OK, Who Told the Cops That the Tamale Truck Was Selling Marijuana Tamales?
Given all the publicity that Jennifer Zavala’s illegal tamale truck received last week, we pretty much assumed that at least one branch of city government would take issue with her new enterprise, which debuted on Sunday in South Philadelphia. But what we didn’t expect was for the cops to show up looking for drugs.
Zavala pulled into the parking lot at Front and Snyder streets around 10:15 a.m. on Sunday, just after her beat-up old graffiti-covered van stalled out on Front Street. She announced the location on Facebook at the last possible minute, and friends and tamale lovers rushed over to get a taste.
The nearby flea market vendors on the corner seemed a bit puzzled. The van is a sight to behold. Plus, a professional photographer was on hand to document Zavala’s activities. And someone was even Facebook Live-ing the whole thing. (OK, that was me.) All for some tamales, albeit really good ones.
Diners found a table surface of sorts on the rusty bumper of the van, which doubles as a tour vehicle for Eat the Turnbuckle, the ridiculous heavy metal-meets-wrestling band that features Zavala’s husband. (Their slogan: Fans bring weapons.)
At around 10:45 a.m., someone called 911 and reported that Zavala was selling marijuana-laced tamales out of her truck, which she most definitely was not. But haters gonna hate — and, in fact, Zavala does have a cannabis catering business — and two cop cars showed up within minutes.

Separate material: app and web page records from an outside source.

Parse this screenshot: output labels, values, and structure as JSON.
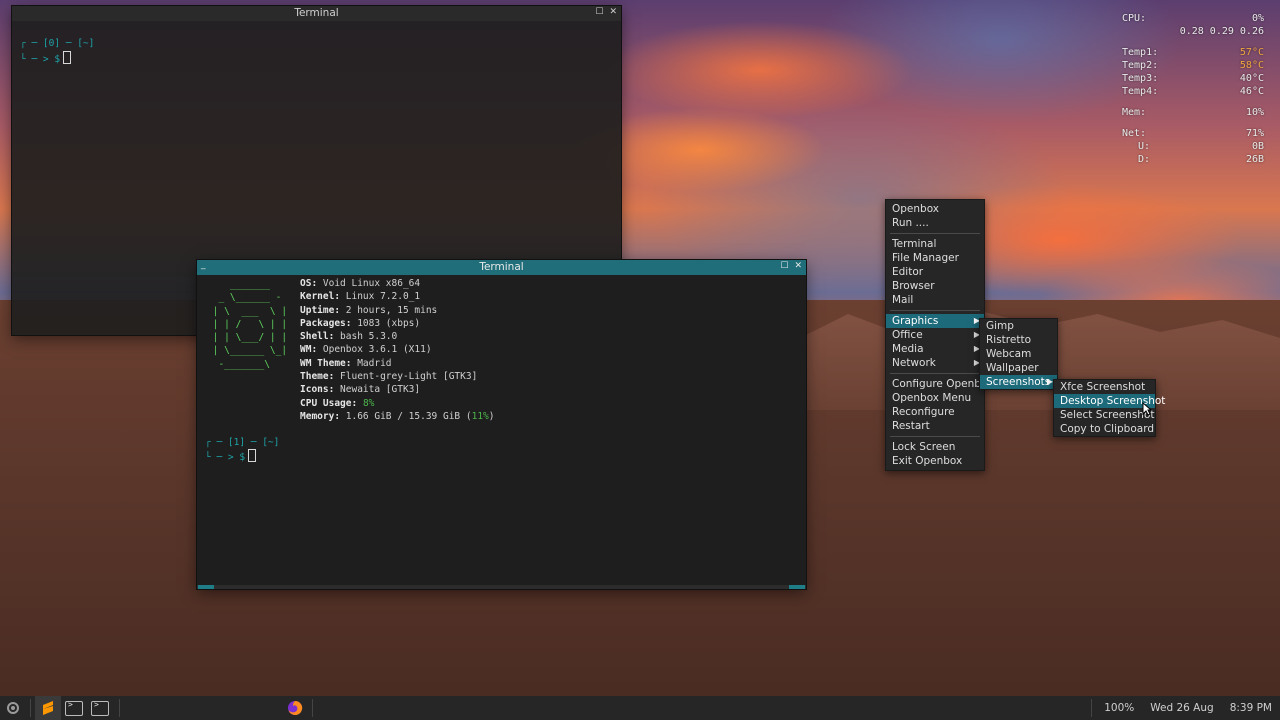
{
  "conky": {
    "cpu_label": "CPU:",
    "cpu_value": "0%",
    "load": "0.28 0.29 0.26",
    "temps": [
      {
        "label": "Temp1:",
        "value": "57°C",
        "warm": true
      },
      {
        "label": "Temp2:",
        "value": "58°C",
        "warm": true
      },
      {
        "label": "Temp3:",
        "value": "40°C",
        "warm": false
      },
      {
        "label": "Temp4:",
        "value": "46°C",
        "warm": false
      }
    ],
    "mem_label": "Mem:",
    "mem_value": "10%",
    "net_label": "Net:",
    "net_value": "71%",
    "up_label": "U:",
    "up_value": "0B",
    "down_label": "D:",
    "down_value": "26B"
  },
  "win1": {
    "title": "Terminal",
    "prompt_top": "┌ ─ [0] ─ [~]",
    "prompt_bottom": "└ ─ > $"
  },
  "win2": {
    "title": "Terminal",
    "logo": [
      "    _______",
      "  _ \\______ -",
      " | \\  ___  \\ |",
      " | | /   \\ | |",
      " | | \\___/ | |",
      " | \\______ \\_|",
      "  -_______\\"
    ],
    "info": [
      {
        "label": "OS:",
        "value": " Void Linux x86_64"
      },
      {
        "label": "Kernel:",
        "value": " Linux 7.2.0_1"
      },
      {
        "label": "Uptime:",
        "value": " 2 hours, 15 mins"
      },
      {
        "label": "Packages:",
        "value": " 1083 (xbps)"
      },
      {
        "label": "Shell:",
        "value": " bash 5.3.0"
      },
      {
        "label": "WM:",
        "value": " Openbox 3.6.1 (X11)"
      },
      {
        "label": "WM Theme:",
        "value": " Madrid"
      },
      {
        "label": "Theme:",
        "value": " Fluent-grey-Light [GTK3]"
      },
      {
        "label": "Icons:",
        "value": " Newaita [GTK3]"
      }
    ],
    "cpu_label": "CPU Usage:",
    "cpu_value": "8%",
    "mem_label": "Memory:",
    "mem_value": " 1.66 GiB / 15.39 GiB (",
    "mem_pct": "11%",
    "mem_close": ")",
    "prompt_top": "┌ ─ [1] ─ [~]",
    "prompt_bottom": "└ ─ > $"
  },
  "menu_root": {
    "groups": [
      [
        "Openbox",
        "Run ...."
      ],
      [
        "Terminal",
        "File Manager",
        "Editor",
        "Browser",
        "Mail"
      ],
      [
        "Graphics",
        "Office",
        "Media",
        "Network"
      ],
      [
        "Configure Openbox",
        "Openbox Menu",
        "Reconfigure",
        "Restart"
      ],
      [
        "Lock Screen",
        "Exit Openbox"
      ]
    ]
  },
  "menu_graphics": [
    "Gimp",
    "Ristretto",
    "Webcam",
    "Wallpaper",
    "Screenshots"
  ],
  "menu_shots": [
    "Xfce Screenshot",
    "Desktop Screenshot",
    "Select Screenshot",
    "Copy to Clipboard"
  ],
  "taskbar": {
    "volume": "100%",
    "date": "Wed 26 Aug",
    "time": "8:39 PM"
  }
}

Of course, I left about five minutes before all this went down, so when I heard what was up, I rushed back to talk to Zavala:
On Tuesday morning, the Philadelphia Police Department confirmed for us that a caller tried to narc on Zavala and that police found no evidence of marijuana anywhere on the scene.

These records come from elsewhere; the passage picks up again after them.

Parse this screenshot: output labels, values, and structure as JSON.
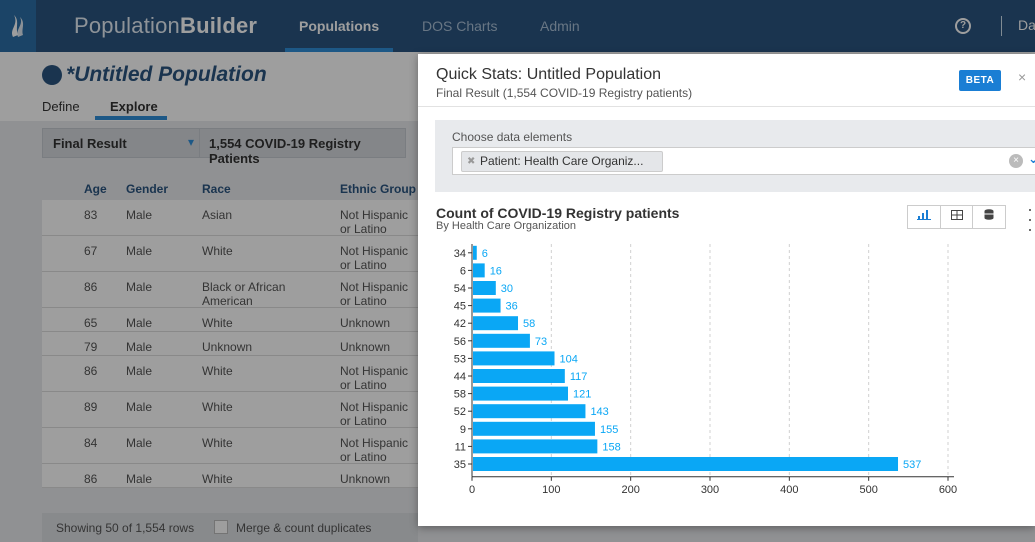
{
  "nav": {
    "brand_light": "Population",
    "brand_bold": "Builder",
    "tabs": [
      "Populations",
      "DOS Charts",
      "Admin"
    ],
    "help_glyph": "?",
    "user_text": "Da",
    "logo_icon": "flame-logo-icon"
  },
  "population": {
    "prefix": "*",
    "title": "Untitled Population",
    "tabs": [
      "Define",
      "Explore"
    ]
  },
  "filter": {
    "selection": "Final Result",
    "count_text": "1,554 COVID-19 Registry Patients"
  },
  "table": {
    "columns": [
      "Age",
      "Gender",
      "Race",
      "Ethnic Group"
    ],
    "rows": [
      [
        "83",
        "Male",
        "Asian",
        "Not Hispanic or Latino"
      ],
      [
        "67",
        "Male",
        "White",
        "Not Hispanic or Latino"
      ],
      [
        "86",
        "Male",
        "Black or African American",
        "Not Hispanic or Latino"
      ],
      [
        "65",
        "Male",
        "White",
        "Unknown"
      ],
      [
        "79",
        "Male",
        "Unknown",
        "Unknown"
      ],
      [
        "86",
        "Male",
        "White",
        "Not Hispanic or Latino"
      ],
      [
        "89",
        "Male",
        "White",
        "Not Hispanic or Latino"
      ],
      [
        "84",
        "Male",
        "White",
        "Not Hispanic or Latino"
      ],
      [
        "86",
        "Male",
        "White",
        "Unknown"
      ]
    ],
    "status": "Showing 50 of 1,554 rows",
    "merge_label": "Merge & count duplicates"
  },
  "modal": {
    "title": "Quick Stats: Untitled Population",
    "subtitle": "Final Result (1,554 COVID-19 Registry patients)",
    "beta": "BETA",
    "close": "×",
    "elements_label": "Choose data elements",
    "chip_text": "Patient: Health Care Organiz...",
    "chart_title": "Count of COVID-19 Registry patients",
    "chart_subtitle": "By Health Care Organization"
  },
  "chart_data": {
    "type": "bar",
    "orientation": "horizontal",
    "categories": [
      "34",
      "6",
      "54",
      "45",
      "42",
      "56",
      "53",
      "44",
      "58",
      "52",
      "9",
      "11",
      "35"
    ],
    "values": [
      6,
      16,
      30,
      36,
      58,
      73,
      104,
      117,
      121,
      143,
      155,
      158,
      537
    ],
    "xlim": [
      0,
      600
    ],
    "xticks": [
      0,
      100,
      200,
      300,
      400,
      500,
      600
    ],
    "grid": true,
    "bar_color": "#0aa7f5"
  }
}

Still, the cops got back into their cars and sat there watching.
“It was like someone reading the paper over your shoulder,” says Zavala. “So I left to finish selling the rest on Broad and Snyder. I made 200 total and sold out in basically less than an hour total time.”
Zavala promises that she’ll be back this weekend at a new, currently secret location. But instead of a pork and a veggie tamale, she’s changing things up and introducing a samosa tamale and a short rib and kimchi version.
“It’s rebel tamale in full effect,” she says.
Follow @VictorFiorillo on Twitter